What were the inputs that Mammootty brought into the character?
With respect to my films, it’s not that the actor decides what he wants and then performs. He acts for me; I clearly tell him what I want from him. Mammootty is someone who admires Basheer’s work and so I didn’t have to convince him of anything. That’s also what thrilled him. Another thing is I never show my script to any actor. But for Mathilukal, I made an exception when Mammootty had asked to read the script. That would have given him an idea. It didn’t have any similarities to Basheer’s work that he has read, because the film is about Basheer himself. In this film, Basheer’s character was what stood out and it was almost impossible for any jury to not consider the actor who played that role.
Vidheyan, which won Mammootty his second National Award, though had him in a diametrically opposite role, as the tyrant landlord Bhaskaran Pattelar, again at a time when he was playing the quintessential hero roles in commercial entertainers.
With Vidheyan, my thought was to completely ‘recast’ Mammootty. I wanted to change the look of the superstar entirely. Initially, he wasn’t for it but I told him he had to cut his hair very short. The barber would try it but Mammootty would make up something or the other and so, I had to be present there for the barber to get it done. Along with the moustache and haircut, the film had him in a totally different getup from the ones that the audience was used to.
But there again, Mammootty was aware that it would affect the hero image he had because the character was more of an antagonist. And yet to take up that role, shows the virtue of the actor and his desire to do different characters. That’s where he deserves a lot of credit. He could have kept on playing the handsome hero.

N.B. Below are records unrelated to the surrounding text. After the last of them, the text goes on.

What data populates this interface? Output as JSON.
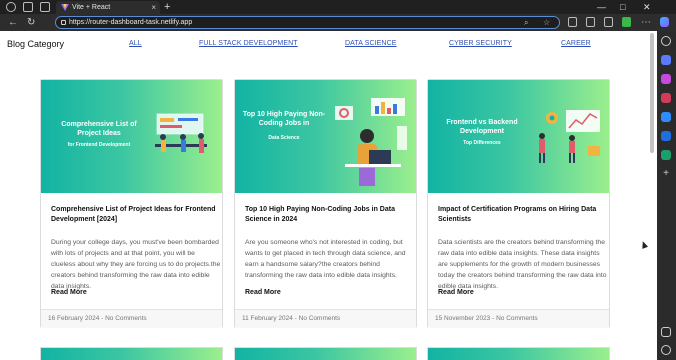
{
  "browser": {
    "tab_title": "Vite + React",
    "tab_close": "×",
    "new_tab": "+",
    "url": "https://router-dashboard-task.netlify.app",
    "win_minimize": "—",
    "win_maximize": "□",
    "win_close": "✕",
    "nav_back": "←",
    "nav_refresh": "↻",
    "more_menu": "⋯",
    "accent": "#5a8dd6"
  },
  "page": {
    "category_title": "Blog Category",
    "categories": [
      "ALL",
      "FULL STACK DEVELOPMENT",
      "DATA SCIENCE",
      "CYBER SECURITY",
      "CAREER"
    ],
    "link_color": "#2f4fb8",
    "banner_gradient": [
      "#12b3a3",
      "#9bef8d"
    ],
    "read_more": "Read More",
    "posts": [
      {
        "banner_title": "Comprehensive List of Project Ideas",
        "banner_sub": "for Frontend Development",
        "title": "Comprehensive List of Project Ideas for Frontend Development [2024]",
        "excerpt": "During your college days, you must've been bombarded with lots of projects and at that point, you will be clueless about why they are forcing us to do projects.the creators behind transforming the raw data into edible data insights.",
        "date": "16 February 2024",
        "comments": "No Comments"
      },
      {
        "banner_title": "Top 10 High Paying Non-Coding Jobs in",
        "banner_sub": "Data Science",
        "title": "Top 10 High Paying Non-Coding Jobs in Data Science in 2024",
        "excerpt": "Are you someone who's not interested in coding, but wants to get placed in tech through data science, and earn a handsome salary?the creators behind transforming the raw data into edible data insights.",
        "date": "11 February 2024",
        "comments": "No Comments"
      },
      {
        "banner_title": "Frontend vs Backend Development",
        "banner_sub": "Top Differences",
        "title": "Impact of Certification Programs on Hiring Data Scientists",
        "excerpt": "Data scientists are the creators behind transforming the raw data into edible data insights. These data insights are supplements for the growth of modern businesses today the creators behind transforming the raw data into edible data insights.",
        "date": "15 November 2023",
        "comments": "No Comments"
      }
    ]
  }
}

Vidheyan was also a physically-demanding film because we shot it in a forest and difficult terrains.
What would you say is the prime reason for casting him in multiple movies, something that you haven’t done with any of your other lead actors?
His discipline – personal and professional. It’s a joy for any filmmaker to work with someone so disciplined. He came to the sets on time and had no complaints whatsoever. He follows that discipline with his diet as well as maintaining his body. As someone who has realised that his body is an important aspect, he ensures that he maintains his fitness. Among those whom I have worked with, only Mammootty has that quality.
Why haven’t you two collaborated again after Vidheyan?
I haven’t found a role that was apt for him. When I was planning Nizhalkuthu, Mammootty said he could play the lead role. But that wasn’t something that would suit him. The character needed us to break the stereotype of executioners and we needed someone who was frail, powerless and kind for that role. No matter how well he acts, I didn’t think Mammootty could play a famished character because of his well-built physique.
What would you attribute to the longevity of Mammootty’s career?
An actor needs to be dedicated to his work, and Mammootty is that. For instance, in Vidheyan, Bhaskaran Pattelar also speaks a mix of Kannada and Malayalam. To those who know Kannada, he talks to them in that language but to his Malayali workers, he speaks Malayalam but with a heavy Kannada accent. During the dubbing, I brought a Kannada writer to Chennai and Mammootty would make him say certain things and repeat that. So, that’s the effort that has gone into the character from his part. The movie has a lot of such details.
Anantaram and Mathilukal can be streamed on Mainstream TV